Aim of the task: Would you please return all of the entries below exactly as shown?
Source information: Begin
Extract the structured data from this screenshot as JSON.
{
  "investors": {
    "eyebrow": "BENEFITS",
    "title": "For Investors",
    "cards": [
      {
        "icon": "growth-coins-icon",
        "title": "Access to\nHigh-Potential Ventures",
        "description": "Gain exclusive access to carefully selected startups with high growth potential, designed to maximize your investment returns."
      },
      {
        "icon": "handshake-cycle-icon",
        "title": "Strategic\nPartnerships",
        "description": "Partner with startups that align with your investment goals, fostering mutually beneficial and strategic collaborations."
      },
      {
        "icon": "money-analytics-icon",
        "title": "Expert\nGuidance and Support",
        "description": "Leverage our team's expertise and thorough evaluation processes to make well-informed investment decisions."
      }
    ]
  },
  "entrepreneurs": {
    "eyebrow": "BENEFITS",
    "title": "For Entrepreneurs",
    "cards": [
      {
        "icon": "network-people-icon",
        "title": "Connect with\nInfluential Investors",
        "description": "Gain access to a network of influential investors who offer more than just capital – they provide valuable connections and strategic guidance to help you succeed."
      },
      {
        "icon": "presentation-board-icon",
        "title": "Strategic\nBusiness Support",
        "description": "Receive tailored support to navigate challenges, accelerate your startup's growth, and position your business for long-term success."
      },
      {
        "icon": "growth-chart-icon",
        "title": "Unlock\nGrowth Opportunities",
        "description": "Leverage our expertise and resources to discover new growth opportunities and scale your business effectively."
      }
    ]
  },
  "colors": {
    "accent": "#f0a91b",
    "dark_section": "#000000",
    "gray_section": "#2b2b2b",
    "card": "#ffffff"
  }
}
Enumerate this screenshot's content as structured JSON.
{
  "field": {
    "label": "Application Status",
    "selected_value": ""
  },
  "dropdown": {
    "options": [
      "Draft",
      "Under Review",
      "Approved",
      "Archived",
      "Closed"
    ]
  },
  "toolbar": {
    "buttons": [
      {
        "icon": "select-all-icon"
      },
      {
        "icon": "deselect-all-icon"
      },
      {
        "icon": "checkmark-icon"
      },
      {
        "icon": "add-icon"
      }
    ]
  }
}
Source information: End
Answer space:
Extract the structured data from this screenshot as JSON.
{
  "investors": {
    "eyebrow": "BENEFITS",
    "title": "For Investors",
    "cards": [
      {
        "icon": "growth-coins-icon",
        "title": "Access to\nHigh-Potential Ventures",
        "description": "Gain exclusive access to carefully selected startups with high growth potential, designed to maximize your investment returns."
      },
      {
        "icon": "handshake-cycle-icon",
        "title": "Strategic\nPartnerships",
        "description": "Partner with startups that align with your investment goals, fostering mutually beneficial and strategic collaborations."
      },
      {
        "icon": "money-analytics-icon",
        "title": "Expert\nGuidance and Support",
        "description": "Leverage our team's expertise and thorough evaluation processes to make well-informed investment decisions."
      }
    ]
  },
  "entrepreneurs": {
    "eyebrow": "BENEFITS",
    "title": "For Entrepreneurs",
    "cards": [
      {
        "icon": "network-people-icon",
        "title": "Connect with\nInfluential Investors",
        "description": "Gain access to a network of influential investors who offer more than just capital – they provide valuable connections and strategic guidance to help you succeed."
      },
      {
        "icon": "presentation-board-icon",
        "title": "Strategic\nBusiness Support",
        "description": "Receive tailored support to navigate challenges, accelerate your startup's growth, and position your business for long-term success."
      },
      {
        "icon": "growth-chart-icon",
        "title": "Unlock\nGrowth Opportunities",
        "description": "Leverage our expertise and resources to discover new growth opportunities and scale your business effectively."
      }
    ]
  },
  "colors": {
    "accent": "#f0a91b",
    "dark_section": "#000000",
    "gray_section": "#2b2b2b",
    "card": "#ffffff"
  }
}
Enumerate this screenshot's content as structured JSON.
{
  "field": {
    "label": "Application Status",
    "selected_value": ""
  },
  "dropdown": {
    "options": [
      "Draft",
      "Under Review",
      "Approved",
      "Archived",
      "Closed"
    ]
  },
  "toolbar": {
    "buttons": [
      {
        "icon": "select-all-icon"
      },
      {
        "icon": "deselect-all-icon"
      },
      {
        "icon": "checkmark-icon"
      },
      {
        "icon": "add-icon"
      }
    ]
  }
}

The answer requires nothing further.